The Newberry County School Board and Superintendent Bennie Bennett are up for a challenge.
Yes, each of Newberry County's 6,030 students have individual talents and needs said Bennett, and he insists the board is set on meeting those needs. To that end, board members discussed different options at the their annual retreat work meeting at Piedmont Technical College‘s Newberry campus.
They examined programs the district offers, additional programs that should be offered and the best way to offer those programs.
“We are constantly evaluating our instructional programs. We would love to be on the cutting edge with best practices and instructional methods as we provide the best opportunities for our students,” Bennett said.
Bennett said the district wants to offer its students more programs than what is required for a high school diploma.
Though students today are heavily involved in technology with Internet YouTube videos, phone text messages and a myriad of computer-savvy skills, the technological side of instruction is only one piece of what districts can offer.
Bennett mentioned schools in other districts with extensive music, theater and art programs.
“On one hand you want to offer as much as possible, and on the other you realize the challenge of having limited resources,” said Bennett.
In offering a new course, cost is always a factor.
Say, for instance, seven area high school students want to take Advanced Placement calculus.
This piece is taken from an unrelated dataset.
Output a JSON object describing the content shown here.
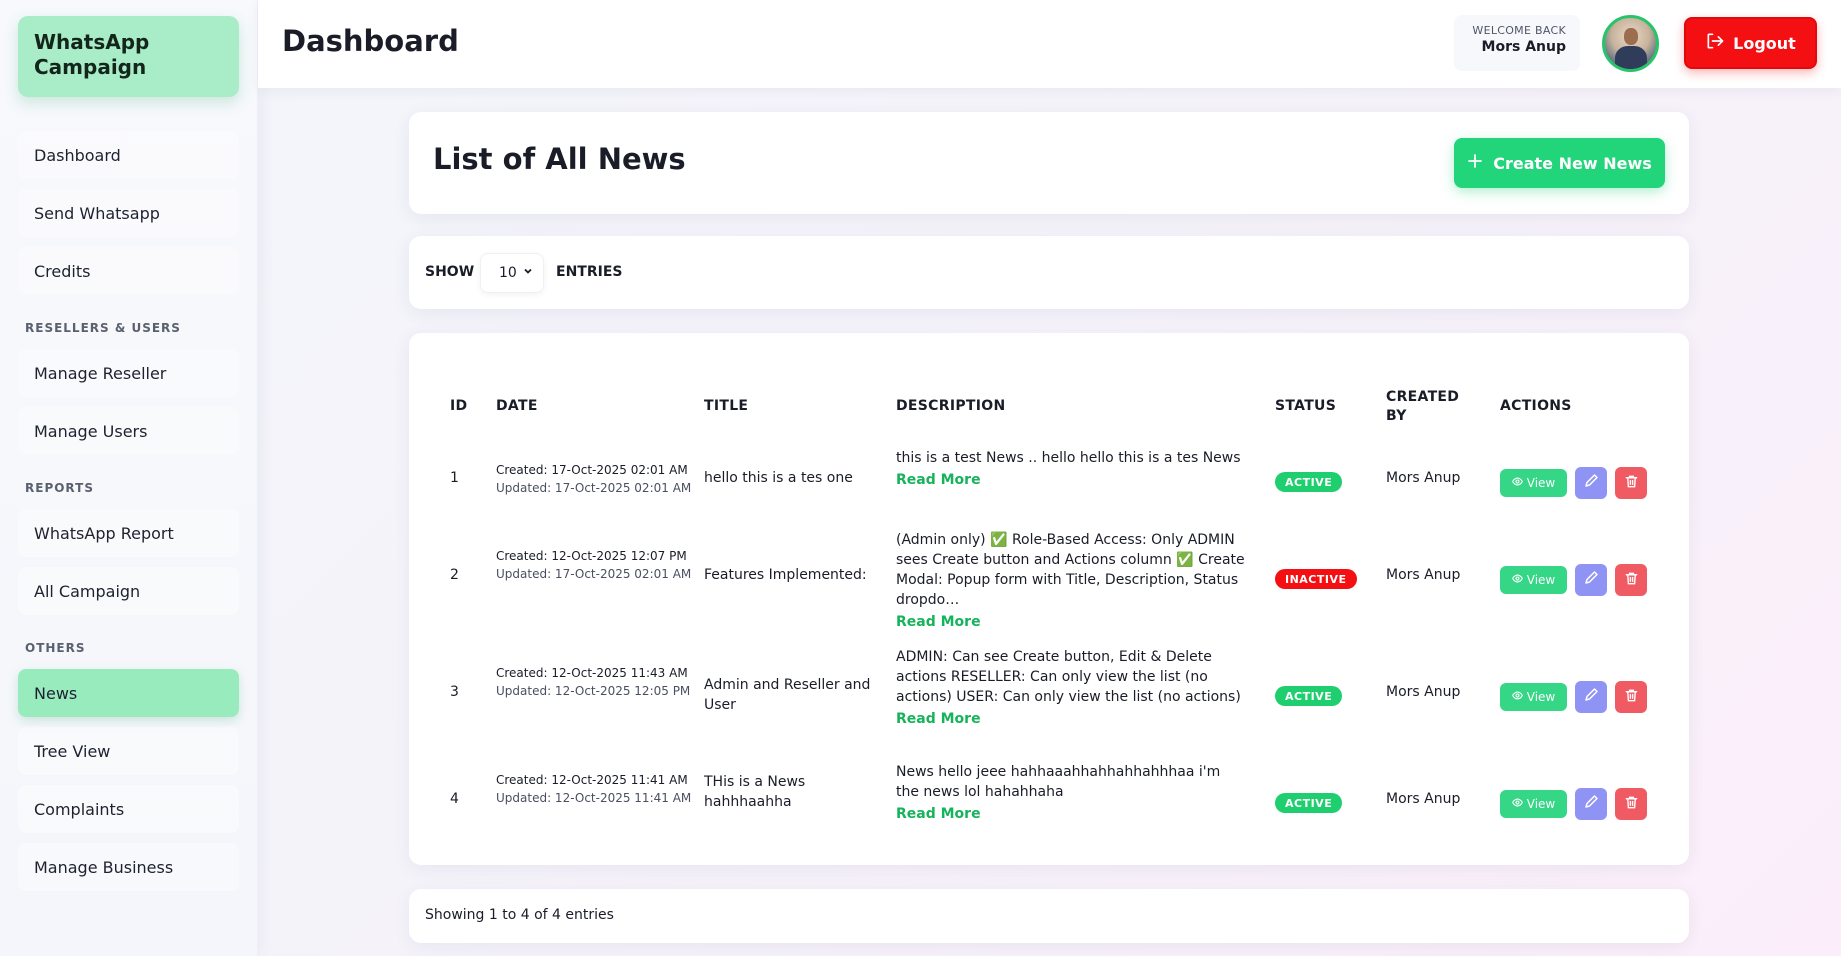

A teacher would have to be prepped to instruct that class, a location chosen and interested students bussed to whichever school held the class-without additional state funding, Bennett said.
“How do you make all that work?” asked Bennett. “It is a tremendous challenge to meet the needs of students who may be performing at so many different levels, but it is one we gladly accept.”
The board also looked at high school students' existing A-B schedule that alternates classes on a Monday-Wednesday-Friday and Tuesday-Thursday rotation, and the option of having a seven-period class day instead.
“I think you have to continually revise these things to be effective in education,” said Bennett.
“There is no such thing as standing still in education. You are either moving forward or getting behind.”
Filling space after 2010
As the district rounds out the final two years of its $77.4 million building project approved in 2005, Bennett says the board considered how to best fill additional building space the project opened up as the county population grows and fluctuates.
“It is critical as we near the end of our building program that we have a plan in place of where students are assigned to schools,” he said. “You have to be very careful because you want to have space to accommodate growth in a particular area.”
The district will study growth projections and student enrollment when considering where to best assign students and redraw attendance lines.
What to do with
the old buildings?
As new building construction continues, the district is looking how to best use outdated schools.
In some cases, old schools are storage units, like at the old Speers Street school, and often are used as polling sites on election days.
Board members discussed selling or renting some of the old buildings.
Older buildings and property the district owns: